Now, onto the problem I mentioned earlier. The switch would work fine when connected to a normal latching style switch but not when connected to a momentary style switch. After much head scratching and cursing I emailed Kevin Lo, who contacted his R&D department. After couple of days Kevin got back to me with the bad news… the dual appliance modules do NOT work with momentary switches. This is despite the manual saying that they do.

The single appliance modules DO work with momentary switches.. but only with “Normally Closed” style switches and a bit of reconfiguration of the wiring.

  1. Install the One Load Appliance Micro Module at Ceiling ( or near the Lamp )
  2. Connect Hole 1 to Lamp – Connect Hole ‘N’ connect the Neutral Wire – Connect Hole ‘L’ connect the Wire from Wall Switch
  3. Install the Normal Close Momentary Wall Switch at the back box – Connect one hole to the Live Wire – Connect the other hole to the wire going to the Micro Module (That means use the Momentary Wall Switch to control the power supply to Micro Module)
  4. Press the setup button to put the Micro Module in “Setup” mode
  5. Send X10 “Bright” Command – this puts the module into momentary switch mode
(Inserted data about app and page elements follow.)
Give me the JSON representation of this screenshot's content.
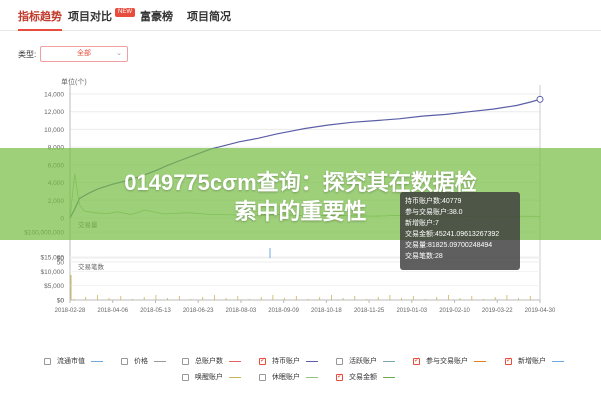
{
  "tabs": [
    {
      "label": "指标趋势",
      "active": true
    },
    {
      "label": "项目对比",
      "badge": "NEW"
    },
    {
      "label": "富豪榜"
    },
    {
      "label": "项目简况"
    }
  ],
  "filter": {
    "label": "类型:",
    "value": "全部"
  },
  "overlay_title_line1": "0149775cσm查询：探究其在数据检",
  "overlay_title_line2": "索中的重要性",
  "tooltip": {
    "lines": [
      "持币账户数:40779",
      "参与交易账户:38.0",
      "新增账户:7",
      "交易金额:45241.09613267392",
      "交易量:81825.09700248494",
      "交易笔数:28"
    ]
  },
  "legend": [
    {
      "label": "流通市值",
      "checked": false,
      "color": "#6fa8dc"
    },
    {
      "label": "价格",
      "checked": false,
      "color": "#999999"
    },
    {
      "label": "总账户数",
      "checked": false,
      "color": "#e06666"
    },
    {
      "label": "持币账户",
      "checked": true,
      "color": "#5b5ea6"
    },
    {
      "label": "活跃账户",
      "checked": false,
      "color": "#76a5af"
    },
    {
      "label": "参与交易账户",
      "checked": true,
      "color": "#e67e22"
    },
    {
      "label": "新增账户",
      "checked": true,
      "color": "#6fa8dc"
    },
    {
      "label": "唤醒账户",
      "checked": false,
      "color": "#c9b458"
    },
    {
      "label": "休眠账户",
      "checked": false,
      "color": "#93c47d"
    },
    {
      "label": "交易金额",
      "checked": true,
      "color": "#6aa84f"
    }
  ],
  "chart_data": {
    "type": "line",
    "x_ticks": [
      "2018-02-28",
      "2018-04-06",
      "2018-05-13",
      "2018-06-23",
      "2018-08-03",
      "2018-09-09",
      "2018-10-18",
      "2018-11-25",
      "2019-01-03",
      "2019-02-10",
      "2019-03-22",
      "2019-04-30"
    ],
    "panels": [
      {
        "name": "top",
        "ylabel": "单位(个)",
        "yticks": [
          "14,000",
          "12,000",
          "10,000",
          "8,000",
          "6,000",
          "4,000",
          "2,000",
          "0"
        ],
        "ylim": [
          0,
          14000
        ],
        "series": [
          {
            "color": "#5b5ea6",
            "x": [
              0,
              0.01,
              0.02,
              0.04,
              0.06,
              0.09,
              0.12,
              0.15,
              0.18,
              0.21,
              0.24,
              0.27,
              0.3,
              0.33,
              0.36,
              0.4,
              0.44,
              0.48,
              0.5,
              0.55,
              0.6,
              0.65,
              0.7,
              0.75,
              0.8,
              0.85,
              0.9,
              0.95,
              0.98,
              1.0
            ],
            "values": [
              0,
              1000,
              2200,
              2800,
              3300,
              3800,
              4200,
              4700,
              5300,
              6000,
              6600,
              7200,
              7800,
              8200,
              8600,
              9000,
              9500,
              9900,
              10100,
              10500,
              10800,
              11000,
              11200,
              11500,
              11700,
              12000,
              12300,
              12700,
              13100,
              13400
            ]
          },
          {
            "color": "#93c47d",
            "x": [
              0,
              0.01,
              0.02,
              0.03,
              0.05,
              0.08,
              0.1,
              0.13,
              0.16,
              0.2,
              0.25,
              0.3,
              0.35,
              0.4,
              0.45,
              0.5,
              0.55,
              0.6,
              0.65,
              0.7,
              0.75,
              0.8,
              0.85,
              0.9,
              0.95,
              1.0
            ],
            "values": [
              0,
              5000,
              1500,
              800,
              600,
              500,
              700,
              400,
              900,
              450,
              600,
              400,
              350,
              300,
              400,
              250,
              300,
              250,
              200,
              300,
              250,
              200,
              180,
              220,
              200,
              180
            ]
          }
        ]
      },
      {
        "name": "amount",
        "label": "交易量",
        "yticks": [
          "$100,000,000",
          "$0"
        ],
        "ylim": [
          0,
          100000000
        ]
      },
      {
        "name": "count",
        "label": "交易笔数",
        "yticks": [
          "50",
          "0"
        ],
        "ylim": [
          0,
          50
        ]
      },
      {
        "name": "bottom",
        "yticks": [
          "$15,000",
          "$10,000",
          "$5,000",
          "$0"
        ],
        "ylim": [
          0,
          15000
        ]
      }
    ]
  }
}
So if the Micro Module is ON and you now press the Momentary Wall Switch , it cut the power momentarily to the Micro Module and it will turn OFF. If the micro module is OFF and you press the Momentary Wall Switch again the micro module will turn ON

Throughout all this investigation Kevin’s customer support has been absolutely fantastic and having now established how these modules work and that they are not suitable for my application he has issued a full  refund (including all postage costs).

If, given the above info, the modules ARE suitable for you then I have absolutely no problem fully recommending Kevin as a supplier.


  • Tiny size
  • Barely audible relay.
  • Two appliances modules in one unit
  • Excellent signal to noise ratio
  • Cheap!
  • Excellent customer service
  • Low voltage switching wires*


  • No manual setup, have to program electronically requiring a transmitter
  • Low voltage switching wires*
  • No momentary switches, only latching style (on dual modules)
  • Requires a neutral connection
* Low Voltage *may* be an advantage or disadvantage depending upon your particular scenario www.x10.hk

Be the first to comment on "X10-2 Micro Appliance Modules – Review"

Leave a Reply

This site uses Akismet to reduce spam. Learn how your comment data is processed.